Unity and hope amid chaos in Lebanon
Lebanese have been forced to forget civil-war era suspicions and tensions in order to help each other in the wake of the chaos following Israel's attacks in Lebanon, according to the head of the Pontifical Mission of the Catholic Near East Relief Mission in Beirut.
Al-jazeera reports that Issam Bishara also thinks the sense of unity among the Lebanese will help in overcoming prospective political in-fighting once the guns fall silent.
"This war will end, the Lebanese will have to manage their internal affairs and I think this welcome towards the refugees by the Christian community is a significant step toward this."
According to Al-jazeera, thousands of Lebanese have reached across the sectarian and religious divide to help hundreds of thousands of mostly Shia refugees fleeing Israel's bombardment in the south of the country.
In one east Beirut district, refugees found sanctuary in a place that they would least expect to find it - a school in an area dominated by the Christian Lebanese Forces where posters of civil-war era Christian leaders Bashir Gemayel and Samir Geagea adorn the streets.
The refugees are mostly Shia and many of them are supporters of Hezbollah. For the most part, locals from the area have accepted the presence of the newcomers and some have even embraced them.
"You know there's nothing like home," Mr Bishara said. "These people are displaced but when they see a smiling face and people care and provide them with food and water that really helps."
Further down south near the Israel-Lebanon border, the Maronite Archbishop of Tyre have been visiting people displaced by the conflict in south Lebanon, telling them that Christians have a spiritual mission to bring peace between Muslims and Jews.
The Sydney Morning Herald reports that instead of celebrating its 400th anniversary of the Maronite church in south Lebanon this year, Archbishop Nabil Haj went into the hills yesterday in search of his flock in a devastated Southern Lebanon village.
Five kilometres to the south-west Israeli artillery was hammering the open ground just beyond the neighbouring village of Aita al-Shaab. Targeting drones circled low overhead while the shells smashed to earth every few seconds, the concussion echoing off the hills.
"This is the Holy Land," Archbishop Haj said. "We have a spiritual mission as Christians here to bring peace between Jews and Muslim people. I am coming here to tell the people who have stayed that they are the ones who will bring a new spring."
Meanwhile, The Daily Star reports that Lebanon's top religious figures called on the international community to end its silence over the Israeli hostilities in the country. Vice president of the Higher Shiite Council Sheikh Abdel-Amir Qabalan has called on Monday for an international investigation into the Qana massacre.

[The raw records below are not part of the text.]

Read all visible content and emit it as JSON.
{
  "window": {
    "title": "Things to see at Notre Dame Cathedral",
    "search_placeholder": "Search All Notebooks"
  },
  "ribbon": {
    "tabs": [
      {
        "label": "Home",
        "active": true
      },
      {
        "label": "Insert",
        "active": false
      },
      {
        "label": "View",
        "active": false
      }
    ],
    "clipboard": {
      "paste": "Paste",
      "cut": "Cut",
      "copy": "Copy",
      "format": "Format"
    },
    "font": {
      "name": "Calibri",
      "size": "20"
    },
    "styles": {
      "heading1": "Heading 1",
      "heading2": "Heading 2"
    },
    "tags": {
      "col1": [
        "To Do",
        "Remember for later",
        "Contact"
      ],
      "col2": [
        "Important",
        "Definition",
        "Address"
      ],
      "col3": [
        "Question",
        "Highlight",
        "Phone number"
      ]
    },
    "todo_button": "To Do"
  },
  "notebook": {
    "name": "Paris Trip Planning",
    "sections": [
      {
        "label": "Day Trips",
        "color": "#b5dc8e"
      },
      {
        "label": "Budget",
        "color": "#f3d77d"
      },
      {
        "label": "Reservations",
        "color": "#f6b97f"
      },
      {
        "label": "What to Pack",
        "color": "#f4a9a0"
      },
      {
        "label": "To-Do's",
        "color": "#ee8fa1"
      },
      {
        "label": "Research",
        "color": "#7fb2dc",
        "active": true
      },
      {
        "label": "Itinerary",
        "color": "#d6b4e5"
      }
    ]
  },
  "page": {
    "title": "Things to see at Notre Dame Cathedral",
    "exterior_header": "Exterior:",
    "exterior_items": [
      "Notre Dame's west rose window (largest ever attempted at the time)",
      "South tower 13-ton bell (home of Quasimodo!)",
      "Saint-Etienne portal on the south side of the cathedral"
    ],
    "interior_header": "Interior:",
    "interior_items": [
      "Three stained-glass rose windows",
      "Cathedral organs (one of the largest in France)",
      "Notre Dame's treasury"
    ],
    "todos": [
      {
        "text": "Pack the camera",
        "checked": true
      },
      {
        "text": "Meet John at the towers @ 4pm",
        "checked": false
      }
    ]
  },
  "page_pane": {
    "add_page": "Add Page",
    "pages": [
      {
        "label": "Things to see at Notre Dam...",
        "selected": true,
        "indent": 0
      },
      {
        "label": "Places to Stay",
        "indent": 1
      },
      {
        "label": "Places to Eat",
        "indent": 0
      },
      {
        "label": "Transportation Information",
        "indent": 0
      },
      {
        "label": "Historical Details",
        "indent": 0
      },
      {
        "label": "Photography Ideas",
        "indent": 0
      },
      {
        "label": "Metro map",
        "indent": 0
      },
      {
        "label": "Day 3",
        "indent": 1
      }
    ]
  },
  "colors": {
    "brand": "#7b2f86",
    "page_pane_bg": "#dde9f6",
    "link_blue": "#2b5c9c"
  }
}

Catholic Patriarch Nasrallah Butros Sfeir reiterated his call for a "comprehensive and radical solution to the current situation."
The Catholic Information Centre said the international community's silence over the massacre and UN's failure to reach a decision for a cease-fire are a "mark of disgrace."
Lebanon sees rare unity (Al-jazeera 1/8/06)
Man of God tends to a dwindling flock (Sydney Morning Herald, 2/8/06)
Religious figures seek end to hostilities (Daily Star 1/8/06)
LINKS (not necessarily endorsed by Church Resources)
Caritas Lebanon blog (now in English and French)
Canberra Christian leaders slam Govt over "cowardly" silence on Middle East (CathNews, 1/8/06)
Benedict calls for miracle as Qana toll reaches 54 (CathNews 31/7/06)
Asian and African migrants "abandoned" in Lebanon, Vatican says (CathNews 27/7/06)
Students taking lead for Middle East peace (CathNews 26/7/06)
Lebanese Maronite bishops plea for UN help (CathNews 25/7/06)
Caritas Lebanon slams milk factory attack (CathNews 21/7/06)
Advertise Lebanon evacuation plans, stranded priest tells Govt (CathNews 20/7/06)
2 Aug 2006